Miedler: Yes, an important partnership. At 66.3%, Latinos have a higher labor force participation rate than the U.S. overall average, which is 60.9%. About 47% of Latinos own homes. That equates to 63% of total homeownership gains in the last decade. We have to think about how much they mean to our GDP in the coming years. Real estate as a whole is roughly 20% of our GDP. Anything that’s good for housing is good for the U.S. economy. And that’s just the business side. We’re in a position to do a whole lot of good for communities. We can deliver home ownership dreams and at the same time help build careers when people in the communities learn how to operate as real estate professionals.
Booker: What advice would you give young professionals, whether in real estate or otherwise?
Miedler: Align yourself with a leader or a company that has the vision for what you’re trying to accomplish and get a foot in the door.
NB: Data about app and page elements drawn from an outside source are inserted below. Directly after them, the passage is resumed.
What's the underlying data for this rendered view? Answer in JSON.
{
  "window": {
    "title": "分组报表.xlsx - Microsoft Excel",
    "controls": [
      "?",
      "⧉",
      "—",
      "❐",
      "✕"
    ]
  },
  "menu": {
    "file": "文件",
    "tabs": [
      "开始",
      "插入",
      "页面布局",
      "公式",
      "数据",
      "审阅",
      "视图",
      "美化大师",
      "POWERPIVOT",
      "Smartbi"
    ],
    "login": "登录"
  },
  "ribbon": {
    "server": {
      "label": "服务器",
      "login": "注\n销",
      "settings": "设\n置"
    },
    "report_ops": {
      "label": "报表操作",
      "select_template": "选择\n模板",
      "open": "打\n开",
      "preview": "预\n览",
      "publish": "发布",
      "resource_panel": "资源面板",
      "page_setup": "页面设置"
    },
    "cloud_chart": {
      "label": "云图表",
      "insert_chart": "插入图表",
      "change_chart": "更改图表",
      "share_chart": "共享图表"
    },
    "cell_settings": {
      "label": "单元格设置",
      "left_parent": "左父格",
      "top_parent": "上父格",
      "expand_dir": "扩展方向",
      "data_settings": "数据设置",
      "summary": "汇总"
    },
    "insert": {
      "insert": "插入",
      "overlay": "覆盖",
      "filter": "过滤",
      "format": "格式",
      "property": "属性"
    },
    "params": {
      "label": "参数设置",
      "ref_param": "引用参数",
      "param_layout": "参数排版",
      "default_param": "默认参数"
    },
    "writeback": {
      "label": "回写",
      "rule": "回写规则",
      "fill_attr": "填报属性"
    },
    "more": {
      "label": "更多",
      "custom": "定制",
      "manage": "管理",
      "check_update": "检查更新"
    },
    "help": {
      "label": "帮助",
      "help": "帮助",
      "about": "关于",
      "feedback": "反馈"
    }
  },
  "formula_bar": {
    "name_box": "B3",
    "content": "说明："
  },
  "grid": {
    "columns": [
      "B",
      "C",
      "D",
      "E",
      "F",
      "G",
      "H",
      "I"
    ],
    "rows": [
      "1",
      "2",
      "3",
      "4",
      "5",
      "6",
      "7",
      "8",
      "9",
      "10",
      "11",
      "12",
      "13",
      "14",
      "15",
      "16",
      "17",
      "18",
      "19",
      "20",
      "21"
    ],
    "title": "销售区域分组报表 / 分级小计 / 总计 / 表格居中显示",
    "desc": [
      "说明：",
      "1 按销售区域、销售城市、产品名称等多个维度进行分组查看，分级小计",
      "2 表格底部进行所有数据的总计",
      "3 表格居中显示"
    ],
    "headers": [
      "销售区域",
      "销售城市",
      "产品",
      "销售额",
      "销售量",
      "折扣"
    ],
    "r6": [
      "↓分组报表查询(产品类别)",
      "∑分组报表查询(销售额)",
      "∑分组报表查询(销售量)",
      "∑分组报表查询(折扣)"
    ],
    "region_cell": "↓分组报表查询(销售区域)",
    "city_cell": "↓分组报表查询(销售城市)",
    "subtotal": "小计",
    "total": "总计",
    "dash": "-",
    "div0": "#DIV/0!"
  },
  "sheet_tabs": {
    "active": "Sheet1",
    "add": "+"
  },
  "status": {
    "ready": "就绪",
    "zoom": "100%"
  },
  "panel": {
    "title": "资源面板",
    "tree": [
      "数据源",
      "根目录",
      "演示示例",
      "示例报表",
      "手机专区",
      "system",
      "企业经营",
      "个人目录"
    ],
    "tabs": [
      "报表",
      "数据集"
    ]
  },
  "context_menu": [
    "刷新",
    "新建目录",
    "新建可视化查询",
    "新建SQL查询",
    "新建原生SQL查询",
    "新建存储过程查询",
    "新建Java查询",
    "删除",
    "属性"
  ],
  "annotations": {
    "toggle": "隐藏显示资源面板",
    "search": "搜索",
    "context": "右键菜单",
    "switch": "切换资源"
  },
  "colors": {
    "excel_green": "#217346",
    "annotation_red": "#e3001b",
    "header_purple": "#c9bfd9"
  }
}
That’s why I love what Eva and her foundation are doing. To be successful, it helps to be confident. In this partnership we have mentors who teach you the ropes, push you along and lock arms with you. When you associate yourself with the right leadership, the right company and with a good training program that’s half the battle in business. We’re providing 21 scholarships for Latinas in L.A. to get their real estate license. We’re also supporting Eva’s high school mentorship program which helps students get ready for college, connects young Latinas with professionals, there’s a confidence-building curriculum. It aligns so well with how we think about developing people as a strategy.
Booker: What’s the thinking behind Century 21’s people development strategy?
Miedler: We just rolled out a coaching program with Dr. Julie Gurner who is an expert coach and Phil Simms, the former New York Giants MVP Superbowl quarterback. The very best athletes and businesspeople have coaches pushing them, holding them accountable, showing them how to get better. Having somebody push you out of your comfort zone is always a positive. Most of that is the mindset for what success looks like. Look at the New England Patriots. Love them or hate them, and I’m not a Patriots fan, but year in year out, they find a way to win because they have one of the best coaches. He has the same things to work with as the other coaches—same number of players, same scouting reports, same equipment. But because of how he develops the team and their mindset, they continue to be winners. That’s what a strong coach or mentor can do. It’s why I believe wholeheartedly in the Empowering Latinas partnership. With the right support, whether the young women are in high school or becoming first-time entrepreneurs, giving them the mindset and the playbook can absolutely increase their ability to succeed.
Booker: You place a lot of value on giving back. How do you choose where to focus when giving back?
Miedler: Going back to the start of our conversation—think about communities. We just had California fires again and Century 21 employees are out their providing a place for people to get electricity, get Wi-Fi, charge their phones. Not because it’s good for business, but because they are part of the community. We should look at communities that need support. For 40 plus years Century 21 has had a philanthropic relationship with Easterseals, which provides disability services to families in need. We’ve given over $121 million to them. Whatever you do for a living, give to communities that have less than yours. Look locally. Think about communities. That’s not just good from a business perspective, but good for your soul.
The conversation has been edited and condensed for clarity.